Eric C. Sun
In a cohort of privately insured U.S. adults, the top 10% of opioid users accounted for 76% of the prescription opioid use, according to a brief research report published in the Annals of Internal Medicine.
In the report, researchers Eric C. Sun, MD, PhD, assistant professor of anesthesiology, perioperative and pain medicine at Stanford University Medical Center, and Anupam B. Jena, MD, PhD, Ruth L. Newhouse associate professor of health care policy at Harvard Medical School, wrote that the CDC recently issued recommendations for opioid prescribing for chronic pain.
“In light of this and other public health efforts, an integral piece of epidemiological information about opioid misuse remains unknown: the distribution of use across the population,” they wrote. “Concentration of opioid use among a few patients would argue for focused efforts aimed at reducing use among these persons. Conversely, even distribution would argue for broader, population-wide policies.”
The researchers sought to determine the extent to which population-level opioid use among privately insured adults without cancer in the U.S. was focused among a few opioid users from 2001 to 2013. Using pharmacy claim data from MarketScan, the researchers isolated prescriptions for opioids commonly administered orally, such as hydromorphone, hydrocodone, morphine, oxymorphone and oxycodone. They then calculated the total oral morphine equivalents (MEQs) for each of the 19,530,587 patients in their sample and the share of this total used by patients in each percentile group on an annual basis. Mean follow-up was 4 years.
In 2013, the top 5% of opioid users accounted for 59% of all MEQs and the top 10% accounted for 76%; however, in 2001, the top 5% accounted for 55% of all MEQs and the top 10% accounted for 69% in 2001, suggesting that opioid use became concentrated among fewer users over the study period (P < .001 for both).

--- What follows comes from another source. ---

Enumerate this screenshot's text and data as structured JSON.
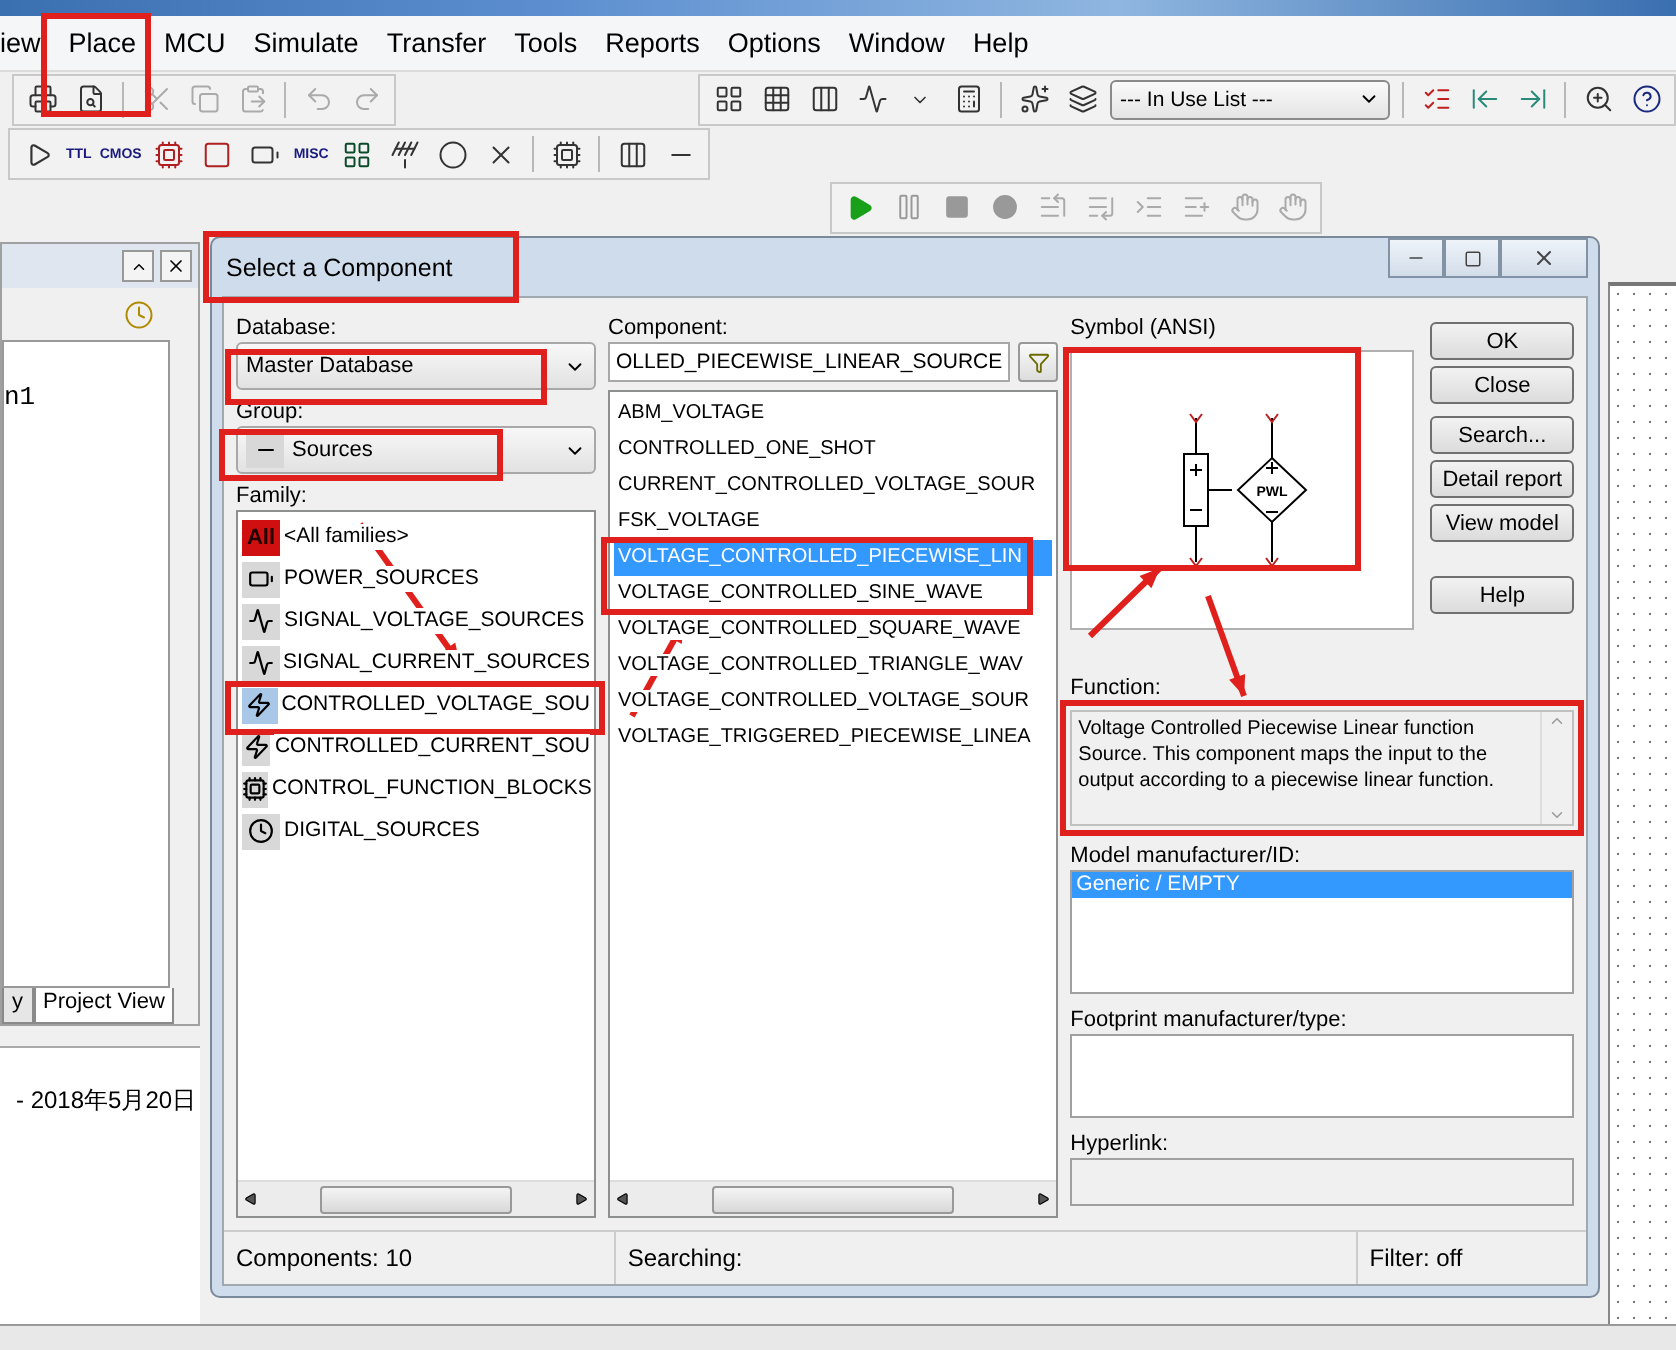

When generalizing to the entire U.S. population of prescription opioid users, which is approximately 100 million, the researchers observed that the top 10% account for most U.S. opioid use.
In addition, the top 10% of opioid users were older and more likely to be male compared with other users, and 0.4% of all patients were prescribed an average daily dose of more than 90 MEQ, the limit recommended by the CDC.
“Further research efforts aimed at characterizing this population, analyzing the incidence of opioid-related adverse events, and identifying approaches to reduce opioid use could be most effective in reducing total population-level use, especially because adverse events are most common at the highest MEQs,” Sun and Jena wrote. “In addition, understanding the distribution of use in other populations not studied here (for example, Medicare recipients) and of opioid prescribing across physicians is important.” – by Savannah Demko
Disclosures: Sun reports he has received grants from NIH and personal fees from Egalet, Inc. Jena reports he has received grants from NIH, and personal fees from Pfizer, Hill Rom Services Inc., Bristol Myers Squibb, Novartis Pharmaceuticals, Vertex Pharmaceuticals and Precision Health Economics.